triumph over small, domestic, local, risk-averse and technology-followers. Lastly, in economies,capital-exporters, technology-exporters, net lenders, nations with strong physical and humaninfrastructure are the winners, while capital-importers, technology importers, net borrowers andthose with weak physical and human infrastructures are the losers (Nayyar 2003: 72-80).When people cannot join the paradise of consumerism, alienation and frustration prevail. Thisexclusion is socially harmful. In fact, some seek refuge in drugs, crime, violence, religiousfundamentalism and cultural chauvinism. However, outcomes are not always as extreme. It couldintensify social tension and provoke social fragmentation within countries.
To an equal extend, income and purchasing power inequalities can be projected to water inequalities. The very first fundamental need. Government cannot turn a blind eye on this issue. Indeed, the problem could be tackled in different ways.

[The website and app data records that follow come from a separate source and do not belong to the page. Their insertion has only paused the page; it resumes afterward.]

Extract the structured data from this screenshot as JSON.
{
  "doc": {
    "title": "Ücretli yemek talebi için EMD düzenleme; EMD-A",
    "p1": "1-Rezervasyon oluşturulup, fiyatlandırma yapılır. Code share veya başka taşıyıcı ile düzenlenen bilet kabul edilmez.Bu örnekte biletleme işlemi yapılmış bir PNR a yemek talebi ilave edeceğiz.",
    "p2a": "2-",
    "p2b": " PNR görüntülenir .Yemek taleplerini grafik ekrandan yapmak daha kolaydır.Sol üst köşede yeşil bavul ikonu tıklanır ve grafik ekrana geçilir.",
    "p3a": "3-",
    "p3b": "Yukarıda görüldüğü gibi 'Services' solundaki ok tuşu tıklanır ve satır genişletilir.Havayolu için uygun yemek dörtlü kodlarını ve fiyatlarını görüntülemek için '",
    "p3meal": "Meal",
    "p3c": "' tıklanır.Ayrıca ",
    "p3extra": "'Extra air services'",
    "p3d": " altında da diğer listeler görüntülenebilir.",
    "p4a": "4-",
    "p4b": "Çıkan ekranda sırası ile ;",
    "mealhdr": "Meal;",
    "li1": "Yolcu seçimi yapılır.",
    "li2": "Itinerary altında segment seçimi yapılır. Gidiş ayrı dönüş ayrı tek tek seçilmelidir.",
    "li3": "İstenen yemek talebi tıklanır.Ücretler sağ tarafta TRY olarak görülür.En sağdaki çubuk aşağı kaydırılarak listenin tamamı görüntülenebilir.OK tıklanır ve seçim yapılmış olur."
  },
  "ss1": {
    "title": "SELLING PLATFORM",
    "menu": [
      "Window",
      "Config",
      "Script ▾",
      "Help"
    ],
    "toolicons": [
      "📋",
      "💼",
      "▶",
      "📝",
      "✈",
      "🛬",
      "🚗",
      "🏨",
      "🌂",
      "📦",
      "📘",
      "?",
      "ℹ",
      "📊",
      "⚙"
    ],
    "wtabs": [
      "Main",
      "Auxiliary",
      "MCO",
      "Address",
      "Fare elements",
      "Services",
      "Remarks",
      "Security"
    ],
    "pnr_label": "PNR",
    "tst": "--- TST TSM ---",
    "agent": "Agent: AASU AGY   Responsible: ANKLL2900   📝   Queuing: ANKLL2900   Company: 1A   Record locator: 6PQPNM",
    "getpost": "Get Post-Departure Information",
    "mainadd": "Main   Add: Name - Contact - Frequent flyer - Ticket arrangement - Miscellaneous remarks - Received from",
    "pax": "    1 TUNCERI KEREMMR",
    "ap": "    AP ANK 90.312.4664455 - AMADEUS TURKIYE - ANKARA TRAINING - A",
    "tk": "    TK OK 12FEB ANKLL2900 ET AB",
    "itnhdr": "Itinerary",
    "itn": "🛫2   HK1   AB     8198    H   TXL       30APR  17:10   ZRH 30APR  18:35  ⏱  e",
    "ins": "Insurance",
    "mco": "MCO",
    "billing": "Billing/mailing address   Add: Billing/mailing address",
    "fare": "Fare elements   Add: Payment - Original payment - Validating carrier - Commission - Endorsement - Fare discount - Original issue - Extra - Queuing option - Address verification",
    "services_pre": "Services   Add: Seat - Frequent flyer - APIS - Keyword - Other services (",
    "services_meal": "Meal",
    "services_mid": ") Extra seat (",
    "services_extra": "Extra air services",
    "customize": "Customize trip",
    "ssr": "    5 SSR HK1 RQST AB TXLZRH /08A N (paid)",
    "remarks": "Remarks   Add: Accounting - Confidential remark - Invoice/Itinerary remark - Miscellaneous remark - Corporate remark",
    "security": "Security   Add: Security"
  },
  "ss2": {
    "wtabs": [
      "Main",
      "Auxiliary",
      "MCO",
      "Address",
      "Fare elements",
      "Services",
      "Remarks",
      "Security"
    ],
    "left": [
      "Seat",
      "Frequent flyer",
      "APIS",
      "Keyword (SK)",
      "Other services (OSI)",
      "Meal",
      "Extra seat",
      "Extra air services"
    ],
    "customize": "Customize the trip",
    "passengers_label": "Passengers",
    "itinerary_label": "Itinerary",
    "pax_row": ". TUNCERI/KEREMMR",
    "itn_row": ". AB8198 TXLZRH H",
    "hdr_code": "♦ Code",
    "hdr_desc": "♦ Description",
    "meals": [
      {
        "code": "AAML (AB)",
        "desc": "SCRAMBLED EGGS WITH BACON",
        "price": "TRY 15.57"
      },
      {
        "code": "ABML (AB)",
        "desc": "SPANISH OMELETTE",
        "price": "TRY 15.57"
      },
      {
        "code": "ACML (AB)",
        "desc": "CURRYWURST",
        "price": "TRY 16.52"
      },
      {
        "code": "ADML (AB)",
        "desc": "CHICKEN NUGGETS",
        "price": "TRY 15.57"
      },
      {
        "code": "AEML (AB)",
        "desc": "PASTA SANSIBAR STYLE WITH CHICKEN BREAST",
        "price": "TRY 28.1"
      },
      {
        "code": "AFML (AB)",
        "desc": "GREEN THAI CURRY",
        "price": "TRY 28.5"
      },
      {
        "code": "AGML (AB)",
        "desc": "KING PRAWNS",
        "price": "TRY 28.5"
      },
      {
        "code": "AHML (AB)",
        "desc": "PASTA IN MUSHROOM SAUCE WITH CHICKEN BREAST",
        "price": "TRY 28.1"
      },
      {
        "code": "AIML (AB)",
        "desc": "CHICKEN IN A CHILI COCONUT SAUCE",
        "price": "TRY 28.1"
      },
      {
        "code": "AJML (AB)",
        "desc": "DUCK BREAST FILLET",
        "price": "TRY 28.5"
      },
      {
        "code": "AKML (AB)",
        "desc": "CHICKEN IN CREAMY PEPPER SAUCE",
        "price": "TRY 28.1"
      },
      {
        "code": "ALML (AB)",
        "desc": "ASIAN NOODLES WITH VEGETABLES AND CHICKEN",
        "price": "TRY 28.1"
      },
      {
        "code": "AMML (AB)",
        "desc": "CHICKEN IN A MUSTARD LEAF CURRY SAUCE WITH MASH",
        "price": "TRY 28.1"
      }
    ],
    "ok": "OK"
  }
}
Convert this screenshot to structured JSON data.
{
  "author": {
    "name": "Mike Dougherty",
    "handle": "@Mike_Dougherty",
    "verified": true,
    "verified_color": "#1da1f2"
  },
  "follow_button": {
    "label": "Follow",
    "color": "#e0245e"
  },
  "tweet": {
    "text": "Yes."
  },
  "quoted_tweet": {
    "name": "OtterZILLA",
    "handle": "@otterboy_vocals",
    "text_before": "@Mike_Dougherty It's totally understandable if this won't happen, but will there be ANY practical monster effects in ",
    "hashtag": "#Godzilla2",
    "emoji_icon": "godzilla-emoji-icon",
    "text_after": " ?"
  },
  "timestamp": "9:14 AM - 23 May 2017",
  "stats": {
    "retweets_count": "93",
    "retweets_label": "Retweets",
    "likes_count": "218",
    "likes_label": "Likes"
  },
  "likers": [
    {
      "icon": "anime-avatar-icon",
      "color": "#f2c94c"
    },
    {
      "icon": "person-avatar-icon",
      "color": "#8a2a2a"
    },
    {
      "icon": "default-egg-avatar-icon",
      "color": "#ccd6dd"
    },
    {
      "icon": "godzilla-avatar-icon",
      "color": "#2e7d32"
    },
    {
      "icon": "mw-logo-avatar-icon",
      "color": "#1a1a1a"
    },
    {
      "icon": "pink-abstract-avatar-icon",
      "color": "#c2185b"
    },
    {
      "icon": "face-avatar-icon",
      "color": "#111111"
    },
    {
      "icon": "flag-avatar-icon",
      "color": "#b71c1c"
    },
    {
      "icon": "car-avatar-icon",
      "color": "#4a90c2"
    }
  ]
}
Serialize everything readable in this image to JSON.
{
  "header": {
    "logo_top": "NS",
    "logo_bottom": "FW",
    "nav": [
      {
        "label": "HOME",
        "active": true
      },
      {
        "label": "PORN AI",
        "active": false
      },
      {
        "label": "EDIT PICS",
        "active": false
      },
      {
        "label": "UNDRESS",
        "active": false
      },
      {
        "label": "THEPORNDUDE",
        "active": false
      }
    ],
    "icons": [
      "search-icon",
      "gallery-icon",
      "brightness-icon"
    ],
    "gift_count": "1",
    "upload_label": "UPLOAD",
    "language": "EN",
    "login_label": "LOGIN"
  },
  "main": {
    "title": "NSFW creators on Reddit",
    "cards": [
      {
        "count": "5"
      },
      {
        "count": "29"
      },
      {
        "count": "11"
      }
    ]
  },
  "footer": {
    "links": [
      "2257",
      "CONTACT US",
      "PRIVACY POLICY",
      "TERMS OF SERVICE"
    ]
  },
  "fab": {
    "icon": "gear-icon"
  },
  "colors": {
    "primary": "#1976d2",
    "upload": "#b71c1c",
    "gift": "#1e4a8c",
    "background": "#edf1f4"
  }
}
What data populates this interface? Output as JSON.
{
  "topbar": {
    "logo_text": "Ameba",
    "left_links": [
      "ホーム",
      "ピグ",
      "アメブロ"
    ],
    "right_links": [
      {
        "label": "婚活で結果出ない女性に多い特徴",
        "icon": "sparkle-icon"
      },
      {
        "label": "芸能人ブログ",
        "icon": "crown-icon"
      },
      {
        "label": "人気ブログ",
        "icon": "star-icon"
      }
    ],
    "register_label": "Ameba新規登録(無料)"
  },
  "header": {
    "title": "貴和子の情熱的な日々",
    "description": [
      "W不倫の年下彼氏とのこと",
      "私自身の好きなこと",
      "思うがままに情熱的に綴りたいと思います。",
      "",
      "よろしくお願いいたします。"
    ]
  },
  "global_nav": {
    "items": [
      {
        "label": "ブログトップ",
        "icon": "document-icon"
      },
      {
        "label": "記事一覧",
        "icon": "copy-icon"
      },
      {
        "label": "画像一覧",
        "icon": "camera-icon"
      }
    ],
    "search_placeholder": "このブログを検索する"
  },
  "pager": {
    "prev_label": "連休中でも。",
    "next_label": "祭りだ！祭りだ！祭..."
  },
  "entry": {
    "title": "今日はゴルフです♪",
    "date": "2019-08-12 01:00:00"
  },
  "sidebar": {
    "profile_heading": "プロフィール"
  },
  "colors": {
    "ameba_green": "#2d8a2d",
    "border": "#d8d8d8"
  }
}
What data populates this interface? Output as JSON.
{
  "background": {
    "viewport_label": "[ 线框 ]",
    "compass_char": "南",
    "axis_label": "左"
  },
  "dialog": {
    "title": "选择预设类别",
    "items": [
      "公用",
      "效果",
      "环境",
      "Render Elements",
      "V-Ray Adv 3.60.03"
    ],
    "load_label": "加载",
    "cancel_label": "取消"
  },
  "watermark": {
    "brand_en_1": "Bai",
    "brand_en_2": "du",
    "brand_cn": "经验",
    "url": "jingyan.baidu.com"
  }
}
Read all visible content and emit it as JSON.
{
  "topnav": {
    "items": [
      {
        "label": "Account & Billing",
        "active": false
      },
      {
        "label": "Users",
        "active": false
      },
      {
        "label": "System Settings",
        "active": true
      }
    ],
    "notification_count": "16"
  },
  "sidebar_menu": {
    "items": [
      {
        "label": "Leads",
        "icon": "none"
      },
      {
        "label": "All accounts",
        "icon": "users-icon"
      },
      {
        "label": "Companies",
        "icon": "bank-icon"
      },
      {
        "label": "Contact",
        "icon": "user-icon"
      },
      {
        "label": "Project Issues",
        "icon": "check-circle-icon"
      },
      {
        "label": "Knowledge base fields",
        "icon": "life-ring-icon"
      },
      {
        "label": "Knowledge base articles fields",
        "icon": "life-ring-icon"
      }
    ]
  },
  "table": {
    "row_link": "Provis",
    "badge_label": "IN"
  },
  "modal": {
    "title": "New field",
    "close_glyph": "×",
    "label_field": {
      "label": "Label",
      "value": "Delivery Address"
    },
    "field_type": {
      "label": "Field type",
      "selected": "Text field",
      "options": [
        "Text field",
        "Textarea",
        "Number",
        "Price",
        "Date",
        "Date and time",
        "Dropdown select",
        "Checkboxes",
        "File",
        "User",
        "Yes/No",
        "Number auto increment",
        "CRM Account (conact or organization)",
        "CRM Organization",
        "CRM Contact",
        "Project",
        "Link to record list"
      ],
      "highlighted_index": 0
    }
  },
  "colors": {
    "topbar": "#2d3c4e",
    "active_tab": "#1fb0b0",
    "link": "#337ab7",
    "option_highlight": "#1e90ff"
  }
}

1. Make inequality a political Campaign. In fact, those inequalities are neither acceptable nor sustainable any longer among the population. Water needs to be available to the whole population at the same price, frequency and quality. Thus, making development inclusive is pivotal if not essential. Safe drinking water and sanitation are fundamental to human development and wellbeing and inadequate access to clean water undermines people’s nutrition and health through water-borne diseases and chronic intestinal infections. In this way, rich and privileged people will be healthier while the deprived and unlucky ones sicker and a with lower life expectancy.
Introduce land reforms and raise taxation for the wealthy. Preventing monopoly of control over water, forest and mineral resources will be of greater help. Moreover, the equality of opportunity needs to increase through good quality and universal public provision of essential amenities and social services. In addition, raising public resources could happen by taxing the wealthy more and by increasing the taxation 1. of corporations which took enormous advantages from the boom and doubled their share, but they have not been taxed accordingly.
Moreover, by depriving people from drinkable water the globally recognized human right to safe drinking water and sanitation is infringed. A Fully implementation of those rights is required. What is the rationale of some people having more rights than others to enjoy basic needs?.
Anil Padmanabhan (2015), “India’s next big challenge: inequality”, [online]<https://www.livemint.com/Opinion/lJIQmqwIltTJSqruSaVsAO/Indias-next-big-challenge-inequality.html>[Data access: 10th July 2018].
Antonio Armellini (2017), L'elefante ha messo le ali: L'India del XXI secolo.
Lucas Chancel Thomas Piketty (2017),«Indian income inequality, 1922-2014: From British Raj to Billionaire Raj?».
Matteo Miavaldi (2017), “In India la disuguaglianza economica è tornata ai livelli dell'Impero”,[online]< https://eastwest.eu/it/opinioni/elefanti-a-parte/in-india-disparita-di-reddito-ai-livelli-del-british-raj > [Data access: 10th July 2018].
Nayyar, Deepak (2003), Globalization and Development, in H.-J. Chang, Rethinking Development
Economics, Anthem Press, p. 60-80.
Lyla, Mehta (2015), “Without ensuring universal access to water, there can be no food security”,[online]<https://www.theguardian.com/global-development/2015/may/15/water-access-food-security-land-issues-nutrition-policymaking> [Data access: 10th July 2018].
Holly Young (2014), “13 ways to tackle inequality in India”,[online]<https://www.theguardian.com/global-development-professionals-network/2014/apr/22/india-elections-tackling-inequality-advice> [Data access: 10th July 2018].